I argue that free-market capitalism is a mere theoretical construct that no country has ever implemented just like its opposite, communism in the Marxist sense. The economic system of a country reflects the interaction of elements of the two extremes existing as a continuum.

I submit that a free-market capitalist system can operate only under the law of the fish (matsya nyaya), which justifies the powerful few (the sharks) devouring the powerless many (the smaller fish) in quest of ceaseless profit-accumulation. Buddhist philosophy says that greed (tanha) leads to sorrow (dukkha).

A hybrid

The American system is a hybrid of corporate (crony) capitalism and mixed economy. A country that supports rich farmers with huge agricultural subsidies (about $20 billion per year) and allows the super-rich a lower tax rate than those in the middle class is by no means a free enterprise system. With an astounding national debt of $16 trillion, America is in sorrow.

I am not against capitalism, but against the sordid state of affairs that corrupt (crony) capitalism has wrought. Thomas Hanson, in his response (The Forum, Jan. 19), argues that capitalism has produced “generous benefactors who willingly share their success by donating millions to local colleges.” He threatens to speak with his pocketbook by not giving to the university that I “represent.” My opinion piece has nothing to do with Minnesota State University Moorhead, the university from which I retired in 2007.

I acknowledge that in 2010 private donations to American colleges and universities totaled $28 billion, the same amount as in 2006. Credit should go to people like Hanson. However, he is barking up the wrong tree when he speaks about his pocketbook as a threat to prevent others from criticizing whatever he means by “capitalism.”

Free market?

If the Republicans stand for genuine free enterprise, they could start with the abolition of farm subsidies and the tax breaks for the super-rich.

Finally, it is wrong for the Republicans to claim never-existed “free-market” capitalism as “the heart and soul of America” without answering the primary criticisms associated with capitalism and democracy, including social inequality, unfair distribution of wealth and power; tendency toward market monopoly or oligopoly and government by oligarchy.

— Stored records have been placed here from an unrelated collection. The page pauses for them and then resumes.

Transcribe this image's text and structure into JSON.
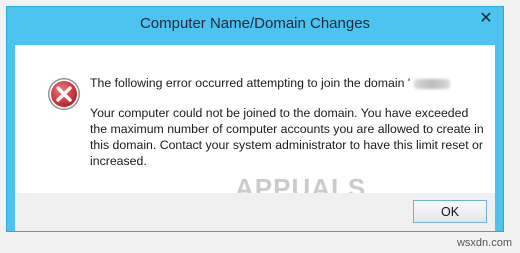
{
  "dialog": {
    "title": "Computer Name/Domain Changes",
    "close_label": "✕",
    "headline": "The following error occurred attempting to join the domain '",
    "body": "Your computer could not be joined to the domain. You have exceeded the maximum number of computer accounts you are allowed to create in this domain. Contact your system administrator to have this limit reset or increased.",
    "ok_label": "OK",
    "icon": "error-icon"
  },
  "watermarks": {
    "brand": "APPUALS",
    "site": "wsxdn.com"
  },
  "colors": {
    "frame": "#4dc3f0",
    "error_red": "#c8323a",
    "button_border": "#6fb0dc"
  }
}
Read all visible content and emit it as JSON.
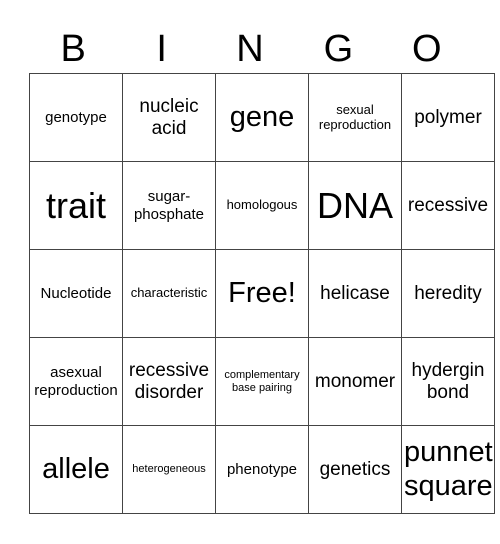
{
  "header": [
    "B",
    "I",
    "N",
    "G",
    "O"
  ],
  "rows": [
    [
      {
        "text": "genotype",
        "size": "md"
      },
      {
        "text": "nucleic acid",
        "size": "lg"
      },
      {
        "text": "gene",
        "size": "xl"
      },
      {
        "text": "sexual reproduction",
        "size": "sm"
      },
      {
        "text": "polymer",
        "size": "lg"
      }
    ],
    [
      {
        "text": "trait",
        "size": "xxl"
      },
      {
        "text": "sugar-phosphate",
        "size": "md"
      },
      {
        "text": "homologous",
        "size": "sm"
      },
      {
        "text": "DNA",
        "size": "xxl"
      },
      {
        "text": "recessive",
        "size": "lg"
      }
    ],
    [
      {
        "text": "Nucleotide",
        "size": "md"
      },
      {
        "text": "characteristic",
        "size": "sm"
      },
      {
        "text": "Free!",
        "size": "xl"
      },
      {
        "text": "helicase",
        "size": "lg"
      },
      {
        "text": "heredity",
        "size": "lg"
      }
    ],
    [
      {
        "text": "asexual reproduction",
        "size": "md"
      },
      {
        "text": "recessive disorder",
        "size": "lg"
      },
      {
        "text": "complementary base pairing",
        "size": "xs"
      },
      {
        "text": "monomer",
        "size": "lg"
      },
      {
        "text": "hydergin bond",
        "size": "lg"
      }
    ],
    [
      {
        "text": "allele",
        "size": "xl"
      },
      {
        "text": "heterogeneous",
        "size": "xs"
      },
      {
        "text": "phenotype",
        "size": "md"
      },
      {
        "text": "genetics",
        "size": "lg"
      },
      {
        "text": "punnet square",
        "size": "xl"
      }
    ]
  ]
}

Gunaratne is professor emeritus of communications, Minnesota State University Moorhead.